This is also incredibly essential in a marketplace where social responsibility is growing. A 2017 study by Cone Communications found that 63 percent of Americans wish that businesses would take more charge on social and environmental challenges.
Wendy’s case of snark
Many people familiar with social media know about infamous tweets by Wendy’s. The fast-food brand was one of the pioneers of big brands using Twitter to roast users, poke fun at competition, and stay in touch with viral memes. Just in November it spared no expense when Kanye West tweeted about McDonald’s being his favorite restaurant. Wendy’s responded by tweeting, “I’m my favorite restaurant.” This is only the latest in years of snarky comebacks and re-tweets that both amused and mocked Wendy’s customers and the general public.
This is social media outreach on a different level for a major brand. Individual users who interact with this very responsive account may genuinely feel like they are talking to a real person. But it’s a gamble, as it may offend customers. So it’s important to know your audience before embarking on such a strategy.
A study by Sprout Social found that three-quarters of people want brands to be funny on social media, but only a third want them to push the envelope with their comedy (think Wendy’s).
“Wendy’s is another interesting, but no longer uncommon situation,” says Samii. “The idea of ‘trolling’ on social media can be perceived incredibly negatively, but doing it creates attention and sometimes any attention can have a positive impact on an organization if it is done playfully. If audiences can find something funny, it makes the post exponentially more likely to be shared and go viral, particularly if it is done by a large organization.”
Wendy’s is about food and fun, and individuals who visit its social media site have come to expect this. Wendy’s has to recognize this too as it dishes out the jokes to users. “At the end of the day it’s all going to be dependent on your organization and knowing what you are, who your customers are, and what the industry is like,” says Selepak.
New York-Presbyterian Hospital stays on beat
Some companies are looking beyond the typical social sites to inspire and connect with users.
NewYork-Presbyterian Hospital released the Spotify playlist “Songs to do CPR to,” 47 songs running at 100 to 120 beats per minute, the same pace needed for effective CPR.
The curated playlist ranges from Justin Bieber’s “Sorry” to the classic “Stayin’ Alive” by the Bee Gees, giving users an interactive and informative look at a serious scenario with skills they can utilize. It succeeds in that crucial balancing act of being something fun for users to interact with while still having substantial meaning for what the hospital represents—saving lives.
A study by Wunderman found that 79 percent of buyers want to support a brand that cares about their needs. It pays to be engaging and caring, especially when customer health is concerned. And individuals want to see that a brand cares about others outside of the headquarters. Social media is becoming the perfect platform to have those meaningful sharing opportunities with a larger audience.

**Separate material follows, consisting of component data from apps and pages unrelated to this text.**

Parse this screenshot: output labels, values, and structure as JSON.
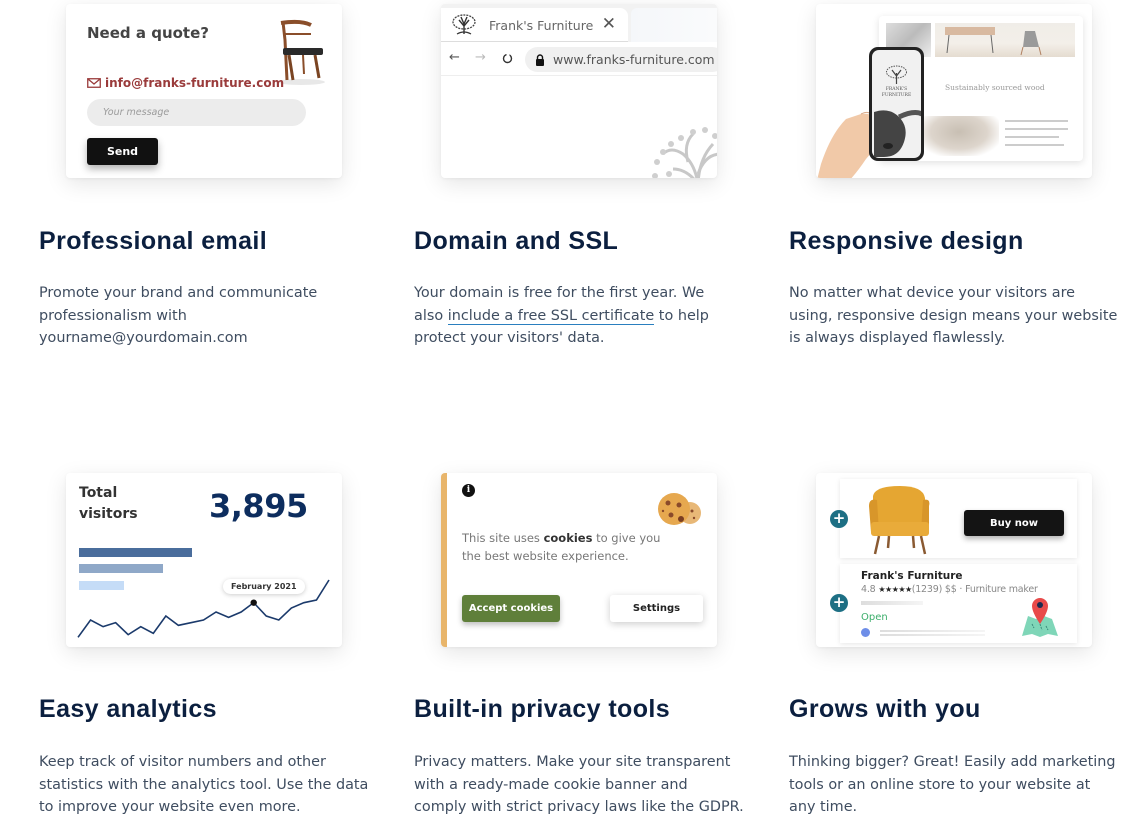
{
  "features": [
    {
      "title": "Professional email",
      "description": "Promote your brand and communicate professionalism with yourname@yourdomain.com",
      "card": {
        "heading": "Need a quote?",
        "email": "info@franks-furniture.com",
        "message_placeholder": "Your message",
        "send_label": "Send"
      }
    },
    {
      "title": "Domain and SSL",
      "description_before": "Your domain is free for the first year. We also ",
      "link_text": "include a free SSL certificate",
      "description_after": " to help protect your visitors' data.",
      "card": {
        "tab_title": "Frank's Furniture",
        "tab_close": "✕",
        "back": "←",
        "forward": "→",
        "url": "www.franks-furniture.com"
      }
    },
    {
      "title": "Responsive design",
      "description": "No matter what device your visitors are using, responsive design means your website is always displayed flawlessly.",
      "card": {
        "caption": "Sustainably sourced wood",
        "phone_brand_line1": "FRANK'S",
        "phone_brand_line2": "FURNITURE"
      }
    },
    {
      "title": "Easy analytics",
      "description": "Keep track of visitor numbers and other statistics with the analytics tool. Use the data to improve your website even more.",
      "card": {
        "label_line1": "Total",
        "label_line2": "visitors",
        "value": "3,895",
        "tooltip": "February 2021",
        "bar_levels": [
          1.0,
          0.74,
          0.4
        ],
        "bar_colors": [
          "#4a6d9c",
          "#8fa8c8",
          "#c5dcf7"
        ],
        "line_color": "#1b3a6b",
        "trend": [
          2,
          15,
          10,
          13,
          4,
          10,
          5,
          18,
          11,
          13,
          15,
          21,
          17,
          21,
          28,
          18,
          15,
          24,
          28,
          30,
          45
        ]
      }
    },
    {
      "title": "Built-in privacy tools",
      "description": "Privacy matters. Make your site transparent with a ready-made cookie banner and comply with strict privacy laws like the GDPR.",
      "card": {
        "info_glyph": "i",
        "text_before": "This site uses ",
        "text_bold": "cookies",
        "text_after": " to give you the best website experience.",
        "accept_label": "Accept cookies",
        "settings_label": "Settings"
      }
    },
    {
      "title": "Grows with you",
      "description": "Thinking bigger? Great! Easily add marketing tools or an online store to your website at any time.",
      "card": {
        "buy_label": "Buy now",
        "plus_glyph": "+",
        "business_name": "Frank's Furniture",
        "rating": "4.8",
        "stars": "★★★★★",
        "review_count": "(1239)",
        "price_category": "$$ · Furniture maker",
        "status": "Open"
      }
    }
  ],
  "colors": {
    "heading": "#0b1f3f",
    "body_text": "#3f4d60",
    "link_underline": "#2a7fbf",
    "email_accent": "#9a3b3b",
    "cookie_stripe": "#e8b56b",
    "accept_button": "#5f7f3a",
    "plus_badge": "#1d6f84",
    "open_status": "#3cae6b"
  }
}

Make every post count
For brands to survive in the digital age, having a unique and meaningful social media presence is quickly setting brands apart. Individual engagement with customers has tangible impact, and a brand can truly step up on places like Twitter, Facebook, Instagram, and elsewhere.